developing news_Your checklist to corporate success
By Ernst Bauer
Fundraising in the corporate world differs in many ways from other development cultivation. Corporate partnerships can be made regardless of whether you live in a large city or small town.
The best way to engage corporations is to look for a win-win situation. Often, corporations will be more responsive if they are assured that a co-branding opportunity will lead to positive public relations. In looking for this win-win situation, remember that all companies have giving priorities. Some may only fund children’s programs; others, only veterans’ programs.
The best part about this is that The Salvation Army has a wide variety of programs.
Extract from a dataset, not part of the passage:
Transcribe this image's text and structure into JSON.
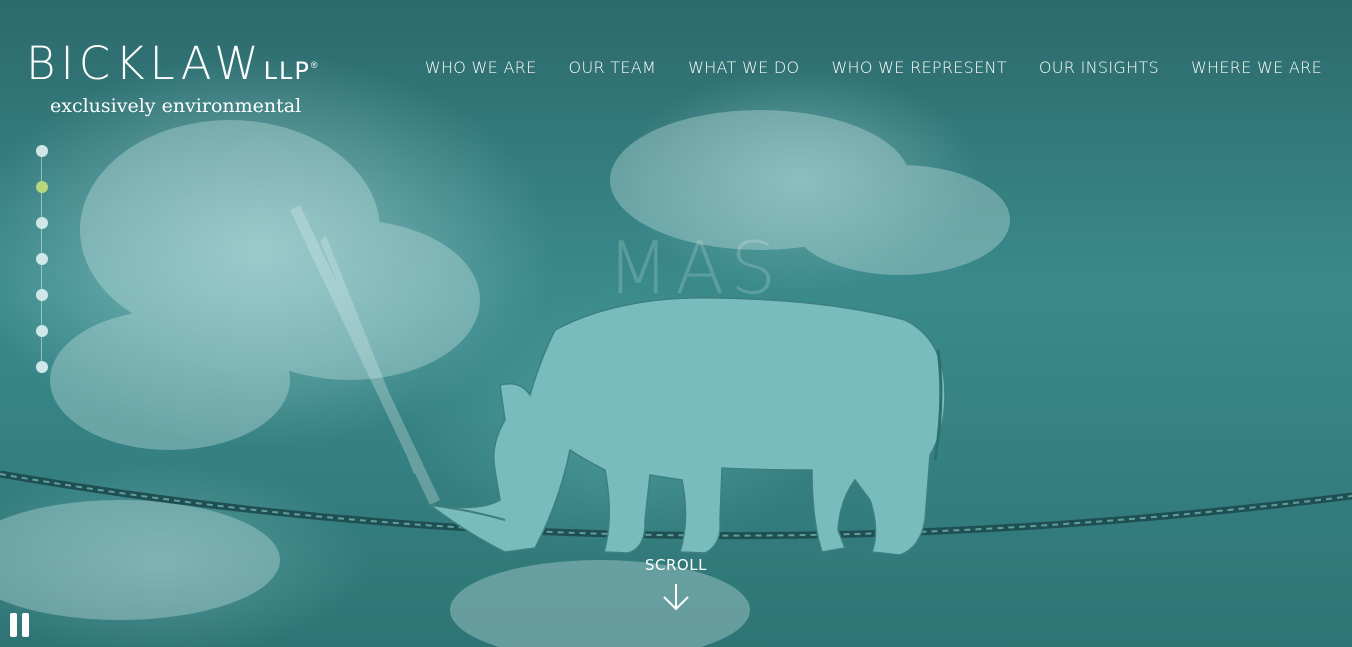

We have a program for almost everyone—it’s your job to make sure that your community leaders and potential partners are aware of this. Don’t assume company leaders know everything there is to know about our programs. I can’t tell you how many times I’ve heard a community relations executive say, “Wow, I didn’t know that The Salvation Army has all that programming.” The most cost effective way to market our programs and services is by word of mouth.
Another key point to keep in mind is that corporations are made of people. This leads to a variety of possibilities. A good place to start is by asking corporations if they would like to send a group of their employees to volunteer for a few hours. This will engage employees who then may internally encourage their colleagues to also volunteer and their company to donate. Employees might be more willing to donate if they know their company is donating to or involved with The Salvation Army.
The individual supporter remains the top donor segment for the Army. So even if a company chooses not to give, an individual of that company may still donate on his or her own. Another strategic way to approach corporations is to look for individuals who may be a great addition to your local advisory board. If you can find an individual to serve as a board member, that person will be able to work through their company’s bureaucracy and help secure more funds or corporate involvement.
“Back to School” is an excellent example of how all these elements come together. During the month of July, Salvation Army corps across the Western Territory hosted “Back to School” events. Target, an international corporation, supported this event by providing the Western Territory with $143,000 worth of gift cards so that children in local communities could buy basic supplies for a new school year.
This annual event is an excellent way to showcase the Army’s community support and after-school programs. We were able to support our back-to-school programs while Target received positive PR for its generosity. This event was also a natural fit for Target’s giving priorities. Target employees witnessed the events, which engaged their interest in what The Salvation Army actually does. However, what was really exciting was that we had volunteers from various corporations, including Wells Fargo, at the event. They were thrilled to be part of such a joyful occasion. We received a flood of emails from these individuals saying that they would love for Wells Fargo to play a larger role next year. Fantastic!
There are many ways to approach corporate fundraising. Above all, have realistic expectations. Companies may not always give as much as you’d like them to. Remember—don’t focus purely on the money. There are many definitions of success when it comes to corporate partnerships.
Ernst Bauer is director of development for the Golden State Division.